**Prompt:**
Retype every entry word for word. Omit the pictures.

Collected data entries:
┌──

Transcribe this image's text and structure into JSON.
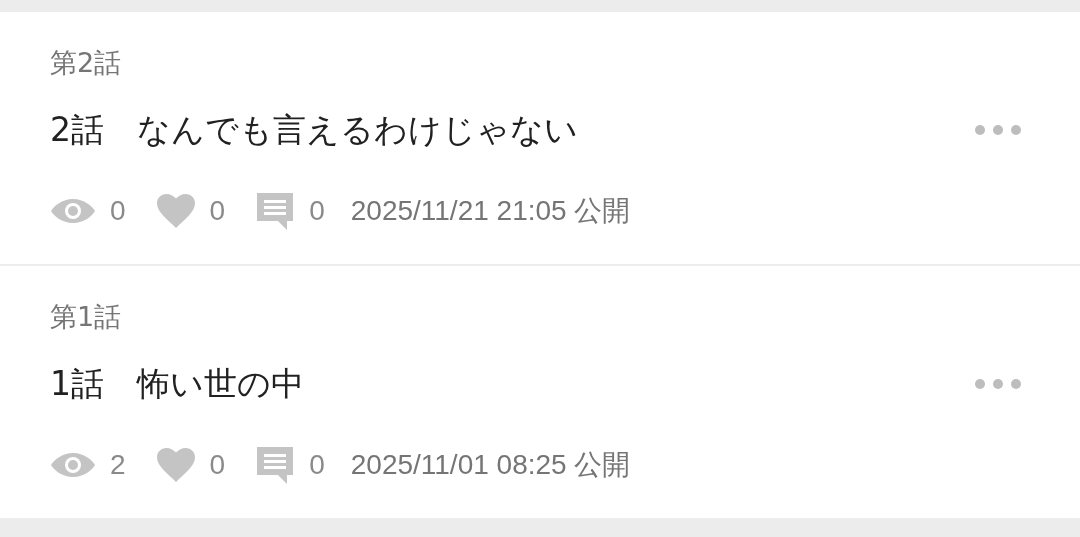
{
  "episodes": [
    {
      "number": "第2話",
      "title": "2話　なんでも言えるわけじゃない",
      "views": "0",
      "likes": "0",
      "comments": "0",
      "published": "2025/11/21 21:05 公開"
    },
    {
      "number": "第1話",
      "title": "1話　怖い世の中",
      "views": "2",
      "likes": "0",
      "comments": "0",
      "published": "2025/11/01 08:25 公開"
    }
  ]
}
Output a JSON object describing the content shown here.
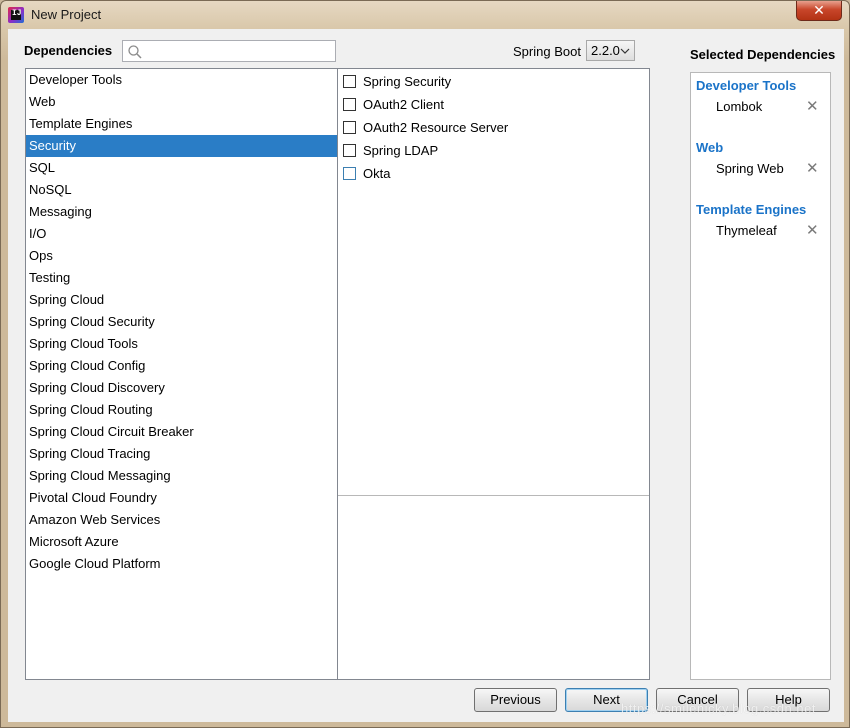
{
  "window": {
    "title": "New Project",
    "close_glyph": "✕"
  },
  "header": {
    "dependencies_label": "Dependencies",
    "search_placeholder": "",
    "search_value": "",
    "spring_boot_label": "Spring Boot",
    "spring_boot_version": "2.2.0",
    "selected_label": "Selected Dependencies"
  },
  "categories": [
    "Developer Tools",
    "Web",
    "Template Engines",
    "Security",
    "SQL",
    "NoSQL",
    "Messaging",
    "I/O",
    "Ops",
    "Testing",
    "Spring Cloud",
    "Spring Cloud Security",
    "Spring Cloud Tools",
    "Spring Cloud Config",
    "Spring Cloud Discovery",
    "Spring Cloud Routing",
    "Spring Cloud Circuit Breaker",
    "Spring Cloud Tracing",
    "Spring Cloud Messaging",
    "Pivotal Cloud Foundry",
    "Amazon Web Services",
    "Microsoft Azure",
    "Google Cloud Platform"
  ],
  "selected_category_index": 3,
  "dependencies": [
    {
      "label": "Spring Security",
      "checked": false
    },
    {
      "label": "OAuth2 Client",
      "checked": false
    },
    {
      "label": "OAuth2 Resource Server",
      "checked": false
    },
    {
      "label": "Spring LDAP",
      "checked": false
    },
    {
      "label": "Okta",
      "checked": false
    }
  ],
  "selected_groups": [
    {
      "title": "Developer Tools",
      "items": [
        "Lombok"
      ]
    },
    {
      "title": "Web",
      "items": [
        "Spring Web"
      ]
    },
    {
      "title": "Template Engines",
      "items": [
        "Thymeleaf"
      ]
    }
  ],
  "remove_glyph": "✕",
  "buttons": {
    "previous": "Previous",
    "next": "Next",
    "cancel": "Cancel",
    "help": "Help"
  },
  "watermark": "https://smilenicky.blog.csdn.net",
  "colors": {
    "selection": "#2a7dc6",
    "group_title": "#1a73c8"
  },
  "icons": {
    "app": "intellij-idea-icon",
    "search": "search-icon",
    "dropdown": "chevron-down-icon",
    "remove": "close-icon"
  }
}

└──

**Response below:**
Transcribe this image's text and structure into JSON.
{
  "episodes": [
    {
      "number": "第2話",
      "title": "2話　なんでも言えるわけじゃない",
      "views": "0",
      "likes": "0",
      "comments": "0",
      "published": "2025/11/21 21:05 公開"
    },
    {
      "number": "第1話",
      "title": "1話　怖い世の中",
      "views": "2",
      "likes": "0",
      "comments": "0",
      "published": "2025/11/01 08:25 公開"
    }
  ]
}
Output a JSON object describing the content shown here.
{
  "window": {
    "title": "New Project",
    "close_glyph": "✕"
  },
  "header": {
    "dependencies_label": "Dependencies",
    "search_placeholder": "",
    "search_value": "",
    "spring_boot_label": "Spring Boot",
    "spring_boot_version": "2.2.0",
    "selected_label": "Selected Dependencies"
  },
  "categories": [
    "Developer Tools",
    "Web",
    "Template Engines",
    "Security",
    "SQL",
    "NoSQL",
    "Messaging",
    "I/O",
    "Ops",
    "Testing",
    "Spring Cloud",
    "Spring Cloud Security",
    "Spring Cloud Tools",
    "Spring Cloud Config",
    "Spring Cloud Discovery",
    "Spring Cloud Routing",
    "Spring Cloud Circuit Breaker",
    "Spring Cloud Tracing",
    "Spring Cloud Messaging",
    "Pivotal Cloud Foundry",
    "Amazon Web Services",
    "Microsoft Azure",
    "Google Cloud Platform"
  ],
  "selected_category_index": 3,
  "dependencies": [
    {
      "label": "Spring Security",
      "checked": false
    },
    {
      "label": "OAuth2 Client",
      "checked": false
    },
    {
      "label": "OAuth2 Resource Server",
      "checked": false
    },
    {
      "label": "Spring LDAP",
      "checked": false
    },
    {
      "label": "Okta",
      "checked": false
    }
  ],
  "selected_groups": [
    {
      "title": "Developer Tools",
      "items": [
        "Lombok"
      ]
    },
    {
      "title": "Web",
      "items": [
        "Spring Web"
      ]
    },
    {
      "title": "Template Engines",
      "items": [
        "Thymeleaf"
      ]
    }
  ],
  "remove_glyph": "✕",
  "buttons": {
    "previous": "Previous",
    "next": "Next",
    "cancel": "Cancel",
    "help": "Help"
  },
  "watermark": "https://smilenicky.blog.csdn.net",
  "colors": {
    "selection": "#2a7dc6",
    "group_title": "#1a73c8"
  },
  "icons": {
    "app": "intellij-idea-icon",
    "search": "search-icon",
    "dropdown": "chevron-down-icon",
    "remove": "close-icon"
  }
}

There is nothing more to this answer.